Plutonium/IV/ compounds obtained in the reactions with phenylacetic acid and -naphthyl acetic acid in the pH range of 3.5–5.0 have been isolated and studied. Carbon, hydrogen and plutonium analyses have shown that plutonium/IV/ phenyl acetate and plutonium/IV/ -naphthyl acetate have the composition Pu/OH/3/C10H7CH2COO/, respectively. Infra-red and ultra-violet absorption spectral studies and thermogravimetric analysis have corroborated these chemical formulas.
The sorption of Pu(IV), polymeric Pu(IV), Pu(V) and Pu(VI) from the 0.1 M NaClO4 solution onto multiwalled carbon nanotubes was investigated. The kinetic study of the sorption process have shown that the
polymeric Pu(IV) has the highest sorption rate, while decrease of sorption rate for plutonium aqua-ions in the order Pu(VI) > Pu(IV) > Pu(V)
was found. Strong dependence of sorption kinetics of ionic plutonium species on pH was shown, in contrast to polymeric species,
that were shown to quantitatively sorb (99%) in the wide pH range (pH 2–10). Two different sorption mechanisms for ionic and
polymeric plutonium species were proposed: on the bases of sorption isotherms chemisorptions of plutonium aqua-ions onto carbon
nanotubes and through intermolecular interaction for the polymeric plutonium species was defined. Distribution coefficients
of plutonium in various oxidation states were found to increase with pH, showing the highest values for polymeric plutonium
sorption (Kd = 2.4 × 105 mL g−1 at pH = 6).
Authors:C. Greis, A. Düker, B. Allard, P. Roos, and E. Holm
Fresh water from Lake Svartsjön, Sweden, was collected and four fractions were prepared: (1) adsorption on DEAE, (2) flocculation
with Ca2+, (3) co-precipitation with Fe hydrous oxide and (4) co-precipitation with Mn hydrous oxide. The plutonium level in the lake
is 65 fg/l (222 μBq/l), measured by ICP-QMS and ICP-SFMS. Pronounced accumulation in fractions (1) (34%) and (2) (66%), combined
with observed levels of organic matter indicate that plutonium is predominantly associated with organic matter. Measurements
of isotopic ratios indicate that 77% of the plutonium originates from weapons testing and the remaining appears to originate
from the Chernobyl accident.
The experience with the determination of plutonium and uranium in the samples of nuclear fuel obtained during a 10-years period of the activity of the Central Control Laboratory of the Nuclear Research Institute at e is evaluated. The paper describes the principles of the methods used and the reproducibilities and accuracies of the results obtained with the aid of the titrimetric methods used for the determination of plutonium and uranium.

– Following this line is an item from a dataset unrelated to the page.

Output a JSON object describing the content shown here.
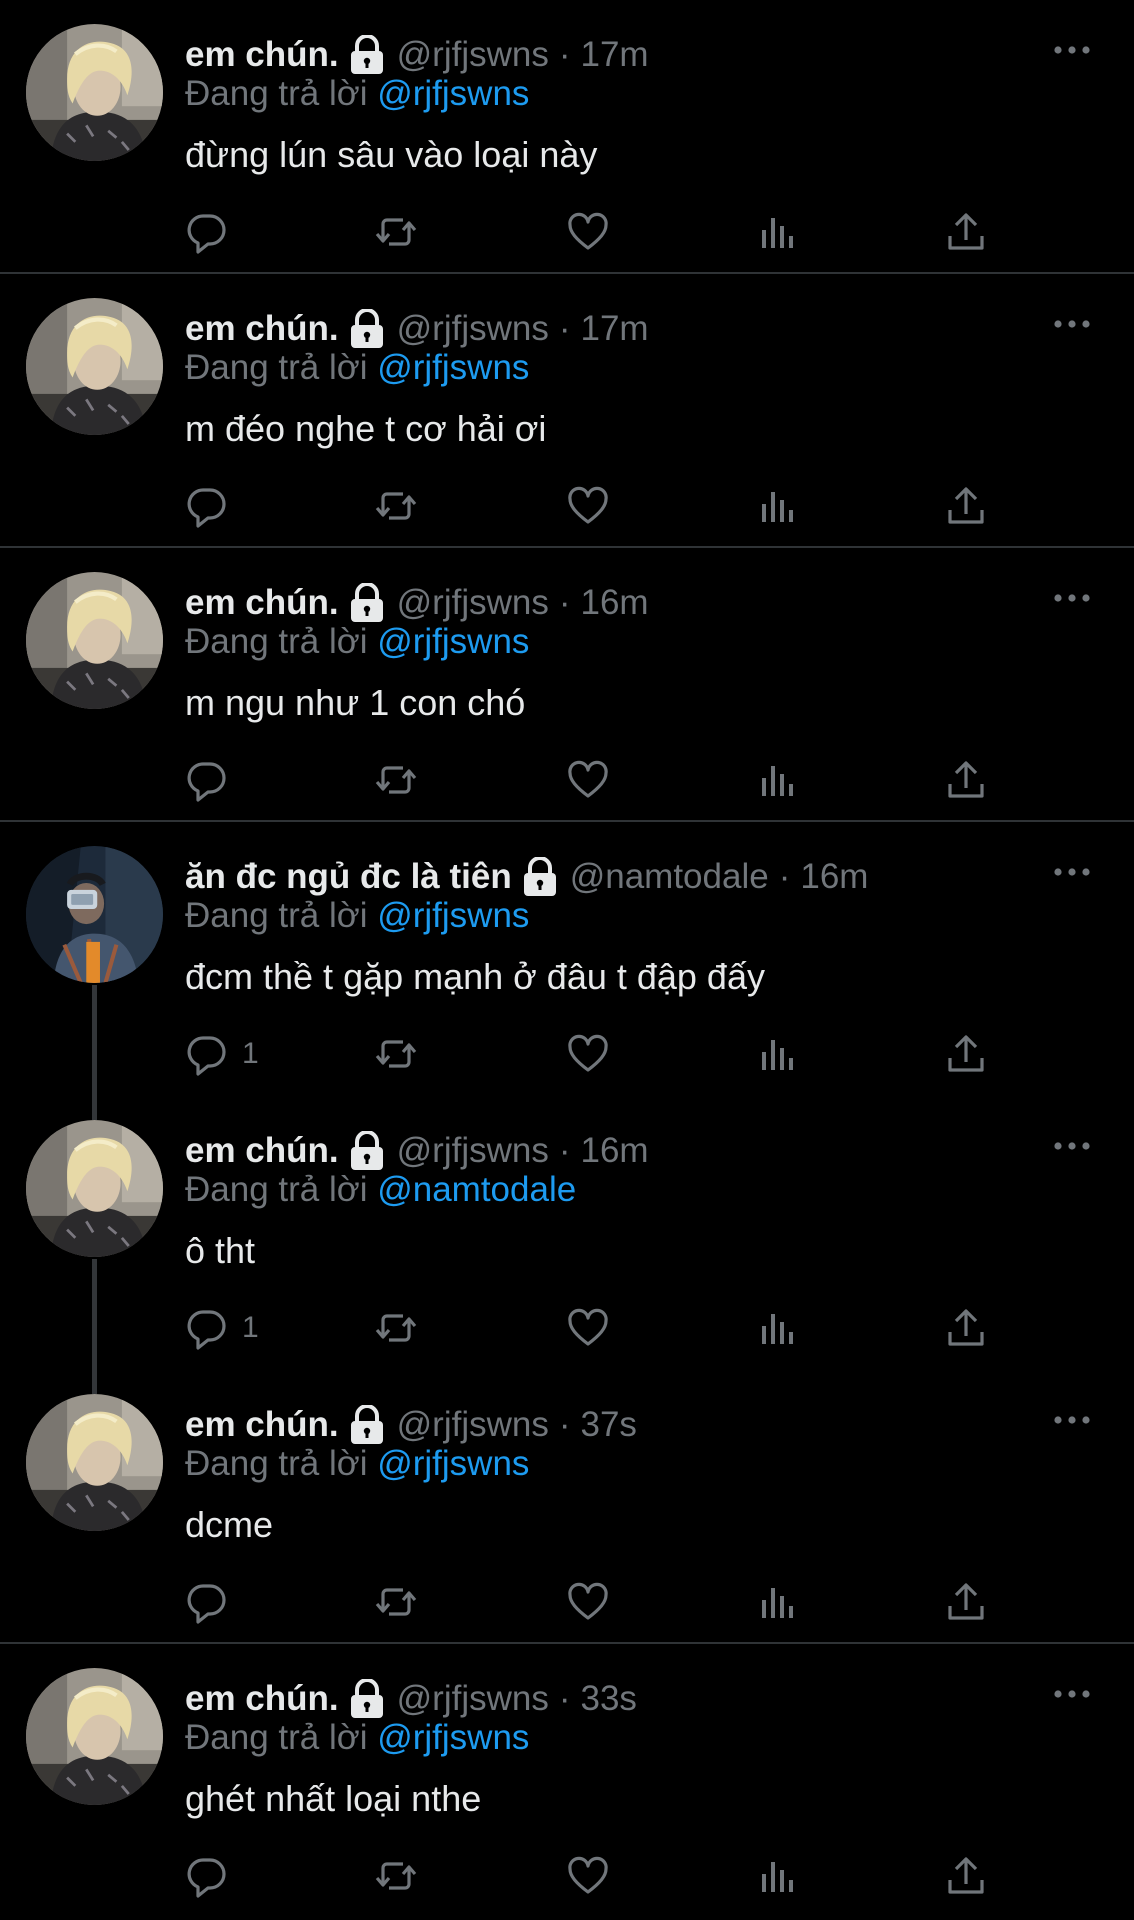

Analytical and statistical uncertainties associated with low-level measurements may lead to spurious conclusions regarding the behavior of some plutonium isotopes. The general aspect of the methodology used in sample collection, preparation, radiochemical separation and alpha spectroscopy analysis of plutonium is considered. Biases and experimental artifacts that may produce inaccurate results and improper conclusions are discussed with examples from our research and from the open literature.